Innovative mind: cancer researcher comes to CC

Dr. Ajit Singh, a leader in cancer research and treatment, is scheduled to speak at 7 p.m. April 26 at Colorado College as part of the inaugural event in school’s Visiting Innovative Minds series.

Singh will discuss advances in cancer treatment, as well as new technology available to treat various cancers.

An expert in radiation oncology, he has served on the faculty of Columbia University and Princeton University, and holds several patents in the field of image analysis and medical imaging.

Singh has been the president of the Oncology Care Systems Group of Siemens Medical Solutions in Concord, Calif., since August 2001.

Under his leadership, Siemens has pioneered cancer therapies, using biology-guided radiation therapy and adaptive radiation therapy, which are increasingly tailored to individual patients through sophisticated feedback methods.

One of the leading cancer care technologies that has emerged is the PRIMUS Linear Accelerator, which as its name suggests, is a working particle accelerator that is able to target the specific protons or electrons of cancer cells.

A Colorado Springs company, Pioneer Manufacturing, supplies components of the PRIMUS.

JCAHO issues tubing warning

The Joint Commission on Accreditation of Healthcare Organizations has issued a special alert that urges health care organizations to pay special attention to how tubes and catheters are connected to patients, and challenges manufacturers to redesign the devices to make dangerous misconnections less possible.

Reports show that tubing and catheter misconnection errors occur frequently and lead to deadly consequences in many instances, JCAHO officials said.

“The basic lesson from the reported cases of tubing and catheter misconnection error is that if it can happen, it will happen,” said Dr. Dennis S. O’Leary, president of the Joint Commission. “Thankfully, many tubing misconnections are caught before the patient is injured, but these errors pose a real threat to patient safety that can be overcome through heightened vigilance and a systematic approach to avoiding misconnections.”

The findings prompted the Joint Commission to issue the alert to more than 12,000 health care organizations nationwide – including hospitals, ambulatory care centers, home care agencies, nursing homes and behavioral health care facilities. JCAHO issues alerts to create awareness about problems and to offer solutions for avoiding occurrences.

Warning signs of a possible misconnection, according to JCAHO, include having to force-fit tubes together or having to use an adaptor.
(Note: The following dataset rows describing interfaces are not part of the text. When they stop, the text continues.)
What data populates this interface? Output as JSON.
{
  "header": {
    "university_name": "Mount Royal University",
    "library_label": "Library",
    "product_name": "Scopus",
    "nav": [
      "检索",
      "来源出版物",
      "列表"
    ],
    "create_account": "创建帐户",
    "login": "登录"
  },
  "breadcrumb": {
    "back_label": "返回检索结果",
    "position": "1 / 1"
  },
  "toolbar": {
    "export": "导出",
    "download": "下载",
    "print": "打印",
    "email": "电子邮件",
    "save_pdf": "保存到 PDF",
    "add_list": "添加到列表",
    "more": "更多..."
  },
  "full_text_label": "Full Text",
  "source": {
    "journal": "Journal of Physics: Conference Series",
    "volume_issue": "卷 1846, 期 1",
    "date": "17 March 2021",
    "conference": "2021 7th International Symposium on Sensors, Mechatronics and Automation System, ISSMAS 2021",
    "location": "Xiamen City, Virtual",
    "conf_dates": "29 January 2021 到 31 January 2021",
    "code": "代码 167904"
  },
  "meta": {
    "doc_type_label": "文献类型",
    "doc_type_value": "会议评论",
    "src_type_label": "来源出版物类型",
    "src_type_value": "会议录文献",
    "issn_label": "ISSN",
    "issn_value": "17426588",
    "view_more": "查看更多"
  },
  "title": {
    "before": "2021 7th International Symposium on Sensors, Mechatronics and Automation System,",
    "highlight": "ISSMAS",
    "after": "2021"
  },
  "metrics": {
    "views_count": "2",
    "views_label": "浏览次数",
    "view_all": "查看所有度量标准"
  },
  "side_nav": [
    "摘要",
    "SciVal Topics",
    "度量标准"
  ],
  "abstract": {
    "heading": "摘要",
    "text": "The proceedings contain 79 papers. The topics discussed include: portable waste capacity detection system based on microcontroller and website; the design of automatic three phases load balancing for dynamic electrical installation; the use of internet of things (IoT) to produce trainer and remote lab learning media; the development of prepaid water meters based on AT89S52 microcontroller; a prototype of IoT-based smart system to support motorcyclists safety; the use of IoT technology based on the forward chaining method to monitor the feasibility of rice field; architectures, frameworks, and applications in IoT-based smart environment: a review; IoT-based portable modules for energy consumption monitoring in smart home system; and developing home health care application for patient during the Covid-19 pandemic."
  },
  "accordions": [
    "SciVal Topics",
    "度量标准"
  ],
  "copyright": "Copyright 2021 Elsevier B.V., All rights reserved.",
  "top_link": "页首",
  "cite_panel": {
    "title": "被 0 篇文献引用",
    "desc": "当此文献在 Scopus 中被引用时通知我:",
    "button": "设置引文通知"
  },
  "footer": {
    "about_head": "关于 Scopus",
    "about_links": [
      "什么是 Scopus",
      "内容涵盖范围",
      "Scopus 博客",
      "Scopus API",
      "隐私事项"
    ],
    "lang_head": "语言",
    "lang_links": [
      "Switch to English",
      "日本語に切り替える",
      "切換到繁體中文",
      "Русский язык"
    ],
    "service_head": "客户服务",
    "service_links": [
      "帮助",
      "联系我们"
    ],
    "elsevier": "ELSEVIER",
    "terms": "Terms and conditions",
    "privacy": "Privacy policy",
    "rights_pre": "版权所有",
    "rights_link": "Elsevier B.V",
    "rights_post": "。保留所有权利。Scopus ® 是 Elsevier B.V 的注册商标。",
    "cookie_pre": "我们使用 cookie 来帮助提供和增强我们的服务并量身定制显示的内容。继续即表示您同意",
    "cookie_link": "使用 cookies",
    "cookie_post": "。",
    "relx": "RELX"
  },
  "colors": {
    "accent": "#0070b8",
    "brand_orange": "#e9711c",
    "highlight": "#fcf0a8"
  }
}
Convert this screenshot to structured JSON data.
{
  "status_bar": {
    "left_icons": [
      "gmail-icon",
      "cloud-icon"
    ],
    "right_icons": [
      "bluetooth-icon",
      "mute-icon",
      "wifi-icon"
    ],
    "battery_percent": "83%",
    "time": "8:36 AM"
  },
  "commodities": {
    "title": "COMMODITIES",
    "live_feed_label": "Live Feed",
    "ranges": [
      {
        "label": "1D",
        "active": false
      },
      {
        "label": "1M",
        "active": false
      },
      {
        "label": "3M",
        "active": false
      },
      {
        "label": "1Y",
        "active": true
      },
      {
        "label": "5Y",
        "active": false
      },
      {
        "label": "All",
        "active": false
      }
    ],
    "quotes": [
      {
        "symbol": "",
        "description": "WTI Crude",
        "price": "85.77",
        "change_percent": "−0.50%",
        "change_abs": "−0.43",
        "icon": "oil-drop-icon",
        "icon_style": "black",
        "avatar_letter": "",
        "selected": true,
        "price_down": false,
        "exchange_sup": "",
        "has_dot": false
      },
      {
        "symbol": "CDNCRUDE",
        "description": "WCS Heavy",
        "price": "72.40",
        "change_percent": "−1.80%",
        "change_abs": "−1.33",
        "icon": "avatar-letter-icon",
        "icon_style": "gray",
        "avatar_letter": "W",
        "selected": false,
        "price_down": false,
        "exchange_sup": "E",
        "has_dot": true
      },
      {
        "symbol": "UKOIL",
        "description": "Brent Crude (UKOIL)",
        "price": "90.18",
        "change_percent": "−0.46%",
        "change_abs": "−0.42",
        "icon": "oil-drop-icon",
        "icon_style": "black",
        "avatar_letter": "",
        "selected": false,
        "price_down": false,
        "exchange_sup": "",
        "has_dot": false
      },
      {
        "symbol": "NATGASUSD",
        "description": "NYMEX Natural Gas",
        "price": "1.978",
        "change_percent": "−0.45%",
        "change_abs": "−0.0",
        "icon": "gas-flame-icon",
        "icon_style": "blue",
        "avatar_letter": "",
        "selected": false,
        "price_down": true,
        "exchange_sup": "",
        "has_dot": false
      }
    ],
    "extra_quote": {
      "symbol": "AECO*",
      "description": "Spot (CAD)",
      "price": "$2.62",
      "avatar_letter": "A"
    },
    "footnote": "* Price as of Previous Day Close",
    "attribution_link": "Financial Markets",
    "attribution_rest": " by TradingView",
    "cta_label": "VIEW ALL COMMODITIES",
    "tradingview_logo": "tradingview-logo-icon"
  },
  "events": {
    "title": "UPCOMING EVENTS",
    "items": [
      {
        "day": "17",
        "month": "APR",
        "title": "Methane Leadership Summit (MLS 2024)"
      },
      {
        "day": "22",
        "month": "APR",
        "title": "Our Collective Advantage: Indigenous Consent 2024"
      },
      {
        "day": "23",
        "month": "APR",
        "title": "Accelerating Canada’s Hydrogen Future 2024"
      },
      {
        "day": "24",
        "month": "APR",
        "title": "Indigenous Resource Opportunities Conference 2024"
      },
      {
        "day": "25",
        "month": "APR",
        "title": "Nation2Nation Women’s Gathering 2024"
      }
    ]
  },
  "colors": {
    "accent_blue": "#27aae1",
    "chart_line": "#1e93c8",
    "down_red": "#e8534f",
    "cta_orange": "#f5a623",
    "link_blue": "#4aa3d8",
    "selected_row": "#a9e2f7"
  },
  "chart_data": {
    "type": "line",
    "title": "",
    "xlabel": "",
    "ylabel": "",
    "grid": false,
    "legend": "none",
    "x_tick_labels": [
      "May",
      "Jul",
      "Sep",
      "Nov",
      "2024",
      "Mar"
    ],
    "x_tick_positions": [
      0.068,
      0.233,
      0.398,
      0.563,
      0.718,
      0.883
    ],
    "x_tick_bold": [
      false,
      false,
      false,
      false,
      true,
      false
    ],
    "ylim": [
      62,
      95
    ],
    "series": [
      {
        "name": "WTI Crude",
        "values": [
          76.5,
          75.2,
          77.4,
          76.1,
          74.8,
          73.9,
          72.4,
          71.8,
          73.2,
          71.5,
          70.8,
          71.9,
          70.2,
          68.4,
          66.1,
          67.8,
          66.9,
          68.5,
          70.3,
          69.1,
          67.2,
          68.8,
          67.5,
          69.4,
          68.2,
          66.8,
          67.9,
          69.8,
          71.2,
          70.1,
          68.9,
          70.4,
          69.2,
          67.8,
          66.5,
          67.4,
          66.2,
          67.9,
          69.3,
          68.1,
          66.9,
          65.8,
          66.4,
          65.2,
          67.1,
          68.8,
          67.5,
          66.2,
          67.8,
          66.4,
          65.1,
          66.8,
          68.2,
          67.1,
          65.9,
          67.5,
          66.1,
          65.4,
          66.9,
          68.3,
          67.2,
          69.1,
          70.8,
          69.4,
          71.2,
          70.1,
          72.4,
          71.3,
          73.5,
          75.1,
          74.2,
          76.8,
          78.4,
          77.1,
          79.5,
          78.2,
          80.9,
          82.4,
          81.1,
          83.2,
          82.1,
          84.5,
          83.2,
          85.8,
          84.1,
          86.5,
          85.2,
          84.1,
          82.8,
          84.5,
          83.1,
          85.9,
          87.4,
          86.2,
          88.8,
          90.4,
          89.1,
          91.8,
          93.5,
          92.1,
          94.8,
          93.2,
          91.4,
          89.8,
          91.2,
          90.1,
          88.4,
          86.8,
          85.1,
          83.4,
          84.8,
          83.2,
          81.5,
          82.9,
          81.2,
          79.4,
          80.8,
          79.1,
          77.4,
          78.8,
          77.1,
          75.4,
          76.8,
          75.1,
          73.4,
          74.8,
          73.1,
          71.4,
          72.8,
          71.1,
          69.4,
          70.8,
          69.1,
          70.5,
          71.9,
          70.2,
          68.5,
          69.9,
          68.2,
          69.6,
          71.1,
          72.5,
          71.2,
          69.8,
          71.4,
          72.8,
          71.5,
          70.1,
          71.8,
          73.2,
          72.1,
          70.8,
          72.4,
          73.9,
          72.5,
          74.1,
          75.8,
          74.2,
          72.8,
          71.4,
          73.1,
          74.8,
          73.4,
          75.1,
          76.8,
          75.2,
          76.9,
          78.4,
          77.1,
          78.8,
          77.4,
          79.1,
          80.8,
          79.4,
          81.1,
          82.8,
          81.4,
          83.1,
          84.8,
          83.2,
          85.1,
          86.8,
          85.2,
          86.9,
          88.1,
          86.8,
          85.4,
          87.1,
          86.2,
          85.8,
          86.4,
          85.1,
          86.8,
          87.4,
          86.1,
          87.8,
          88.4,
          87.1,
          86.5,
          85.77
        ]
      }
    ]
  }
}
Using a tube or catheter for something other than its intended purpose also could cause a misconnection. To reduce the risk of errors related to tubing misconnections, the Joint Commission recommends that health care organizations take the following specific steps:

  • Avoid purchasing non-intravenous equipment with tubing connectors that permit connection with intravenous connectors.
  • Conduct tests on and assess the risks of new tubing and catheter purchases to identify the potential for misconnections, and take appropriate preventive measures before using.
  • Always trace a tube or catheter from the patient to the point of origin before connecting any new device or infusion.
  • Route tubes and catheters having different purposes in different, standardized directions, e.g., intravenous lines are routed toward the head; enteric lines are routed toward the feet.
  • Recheck connections and trace all patient tubes and catheters to their sources as a standard of care when a patient arrives in a new care setting.
  • Emphasize the risk of tubing misconnections in clinician orientation and training programs.
  • Inform patients and their families about the importance of getting help from nurses or doctors whenever there is a real or perceived need to connect or disconnect devices or infusions.

Parkview offers nursing scholarships

The Parkview Foundation is offering two scholarships to nursing students graduating in May 2007 from Pueblo Community College or Colorado State University- Pueblo.

This will be the 25th year the Parkview Foundation has awarded nursing scholarships.

Each scholarship will pay for tuition, fees and books during the 2006-2007 academic year. The maximum amount is $2,000. In addition, up to $500 will be allowed for book reimbursement.

The scholarship applicant must be a resident of Pueblo County, in their senior year of a nursing program and expect to graduate in May 2007. Nurse interns are eligible and all applicants must have a 3.0 cumulative grade point average or better.

The applicant must agree to work at Parkview Medical Center for one year for each school year of tuition paid for by Parkview Foundation following completion of the nursing program.

Applications are available at or, may be picked up at the Parkview Foundation and Marketing office, 405 W. 15th St., Suite 100. Applications are also available in the nursing departments at PCC and CSU- Pueblo.

The deadline is May 31. For more information, call 584-4526.

Amy Gillentine covers health care for the Colorado Springs Business Journal.